Stored dataset items:

* * * * * * * * *

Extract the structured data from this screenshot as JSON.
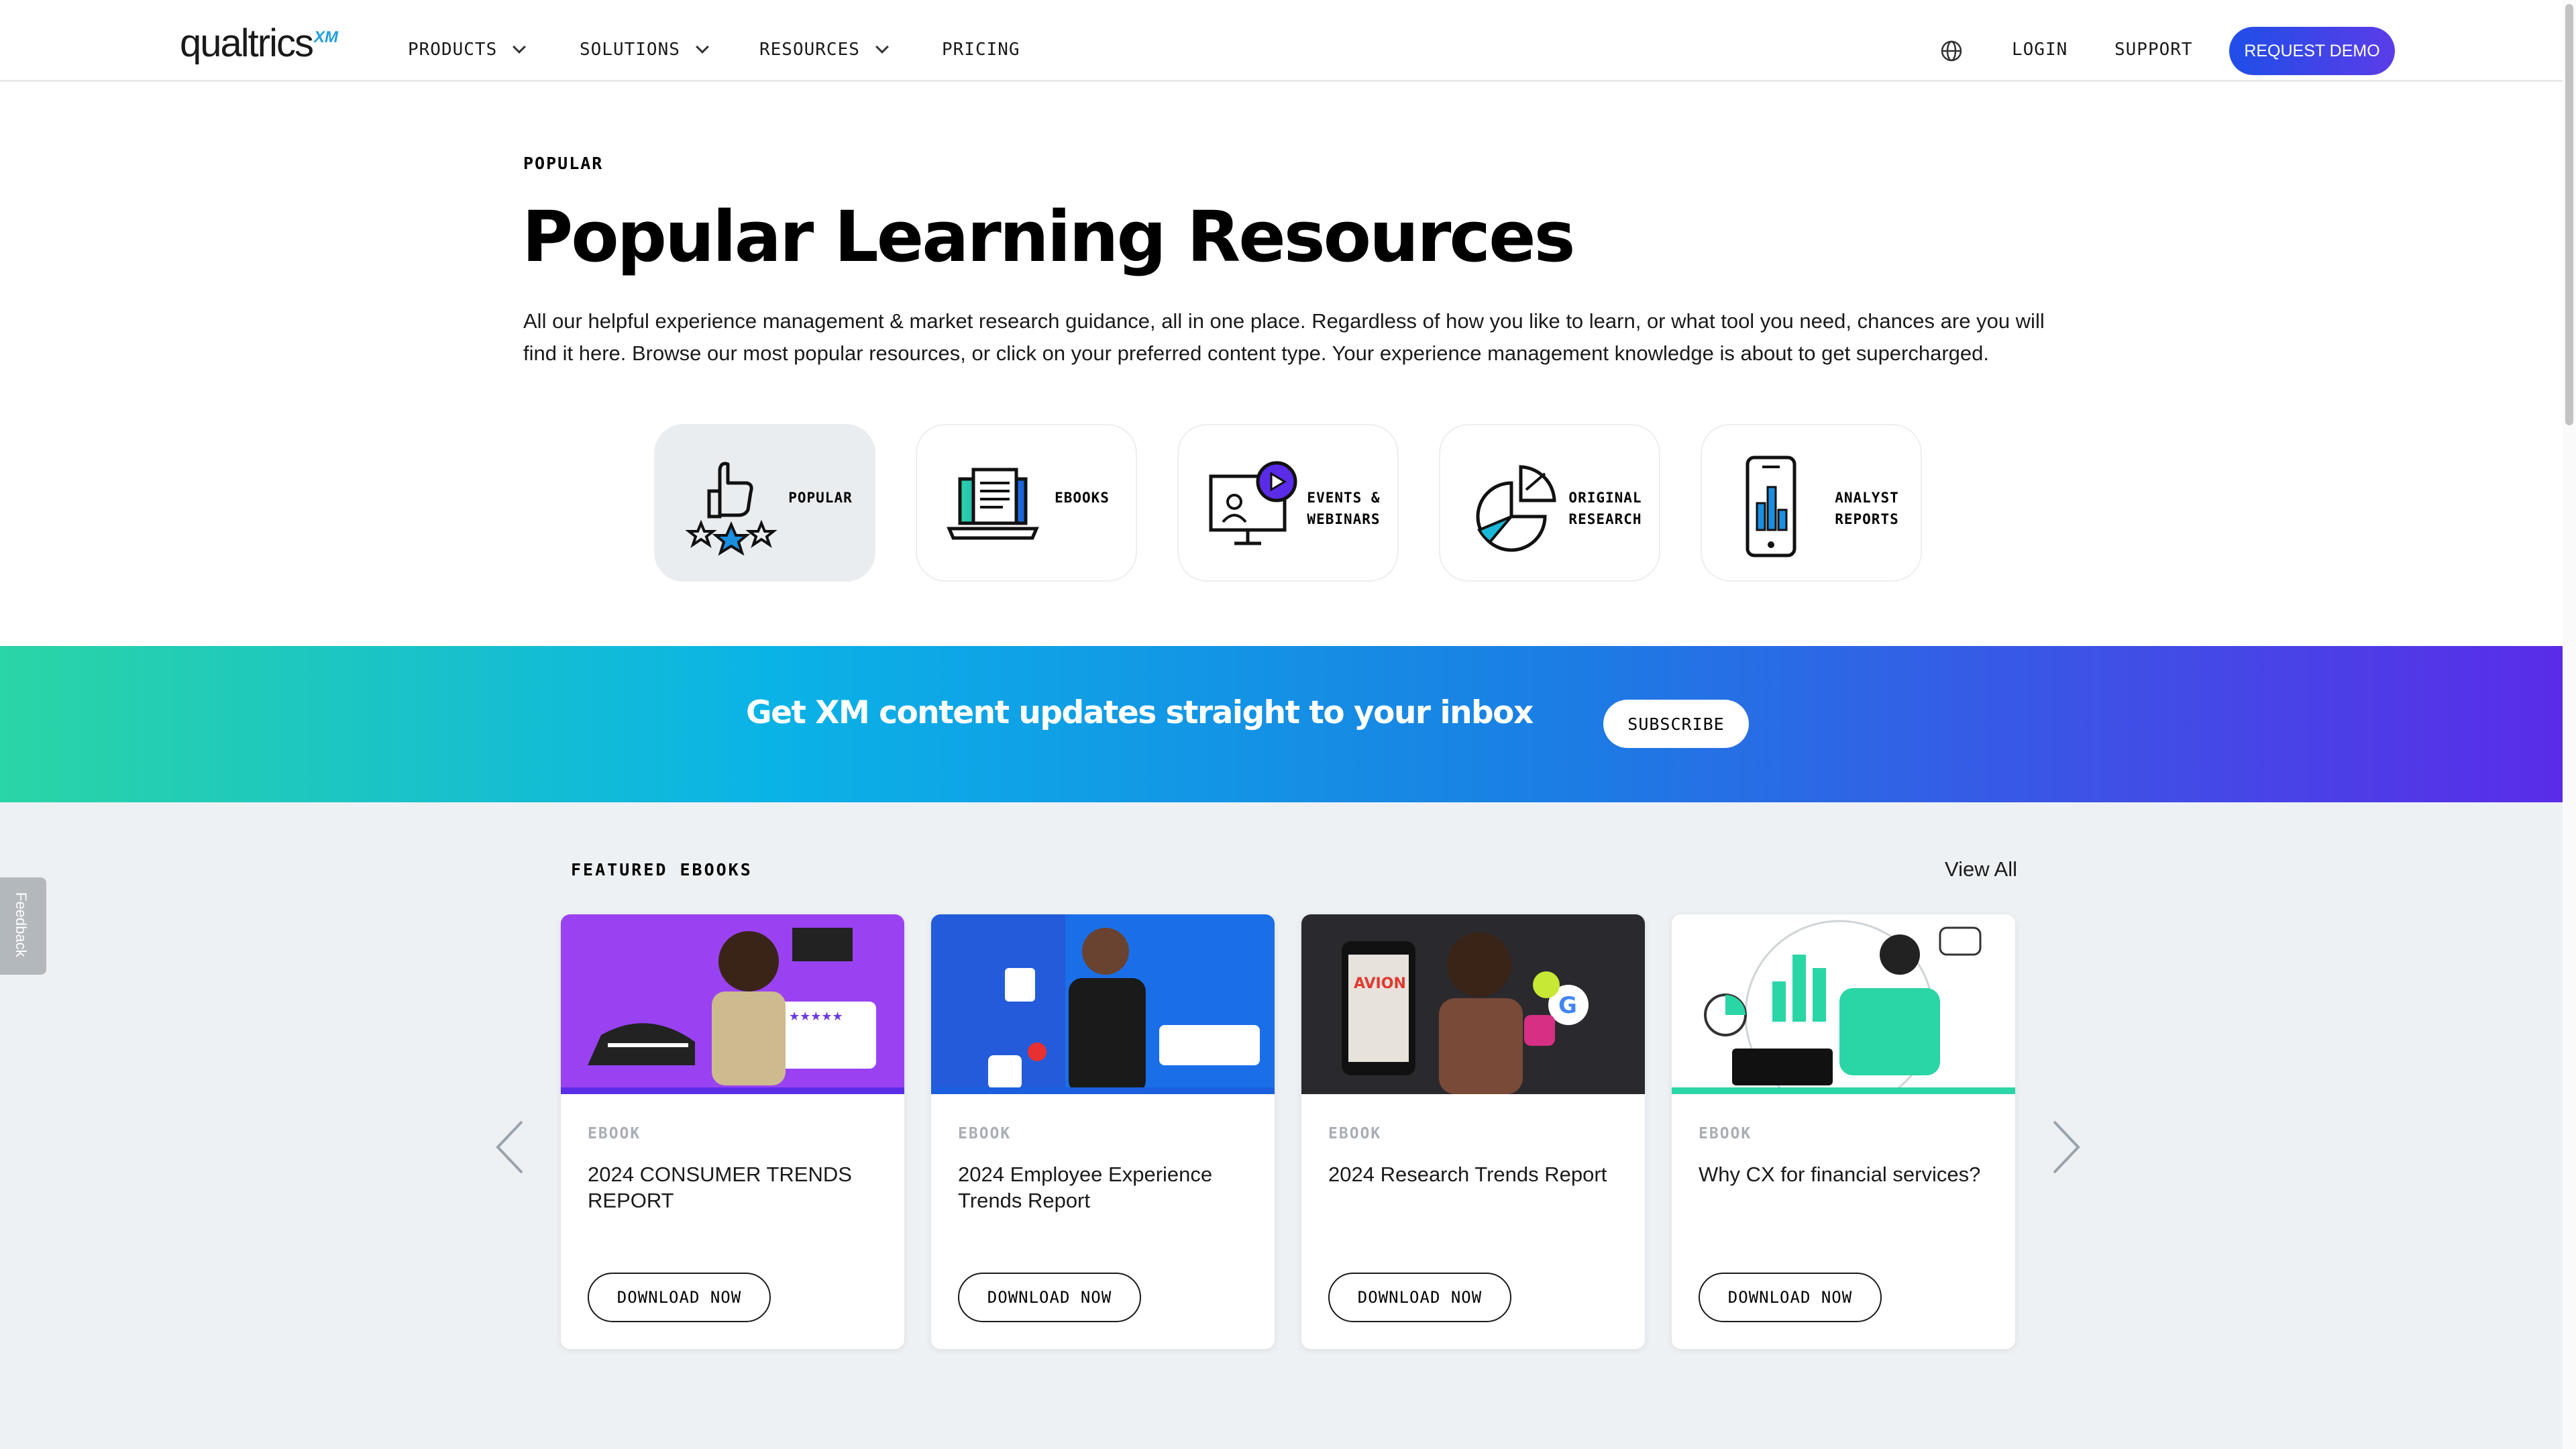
{
  "nav": {
    "logo": "qualtrics",
    "logo_badge": "XM",
    "items": [
      {
        "label": "PRODUCTS"
      },
      {
        "label": "SOLUTIONS"
      },
      {
        "label": "RESOURCES"
      },
      {
        "label": "PRICING"
      }
    ],
    "login": "LOGIN",
    "support": "SUPPORT",
    "demo": "REQUEST DEMO"
  },
  "hero": {
    "eyebrow": "POPULAR",
    "title": "Popular Learning Resources",
    "description": "All our helpful experience management & market research guidance, all in one place. Regardless of how you like to learn, or what tool you need, chances are you will find it here. Browse our most popular resources, or click on your preferred content type. Your experience management knowledge is about to get supercharged."
  },
  "categories": [
    {
      "line1": "POPULAR",
      "line2": "",
      "icon": "thumbs-up-stars-icon",
      "active": true
    },
    {
      "line1": "EBOOKS",
      "line2": "",
      "icon": "laptop-document-icon",
      "active": false
    },
    {
      "line1": "EVENTS &",
      "line2": "WEBINARS",
      "icon": "webinar-screen-icon",
      "active": false
    },
    {
      "line1": "ORIGINAL",
      "line2": "RESEARCH",
      "icon": "pie-chart-icon",
      "active": false
    },
    {
      "line1": "ANALYST",
      "line2": "REPORTS",
      "icon": "phone-bar-chart-icon",
      "active": false
    }
  ],
  "banner": {
    "text": "Get XM content updates straight to your inbox",
    "button": "SUBSCRIBE"
  },
  "featured": {
    "title": "FEATURED EBOOKS",
    "view_all": "View All",
    "cards": [
      {
        "kind": "EBOOK",
        "title": "2024 CONSUMER TRENDS REPORT",
        "button": "DOWNLOAD NOW"
      },
      {
        "kind": "EBOOK",
        "title": "2024 Employee Experience Trends Report",
        "button": "DOWNLOAD NOW"
      },
      {
        "kind": "EBOOK",
        "title": "2024 Research Trends Report",
        "button": "DOWNLOAD NOW"
      },
      {
        "kind": "EBOOK",
        "title": "Why CX for financial services?",
        "button": "DOWNLOAD NOW"
      }
    ]
  },
  "feedback": "Feedback",
  "colors": {
    "accent": "#1f4ee8",
    "banner_start": "#2ad5a6",
    "banner_end": "#5a2ce8",
    "featured_bg": "#edf1f3"
  }
}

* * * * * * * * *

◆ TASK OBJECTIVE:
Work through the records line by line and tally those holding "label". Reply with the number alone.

◆ SOLUTION TO THE PROBLEM:
4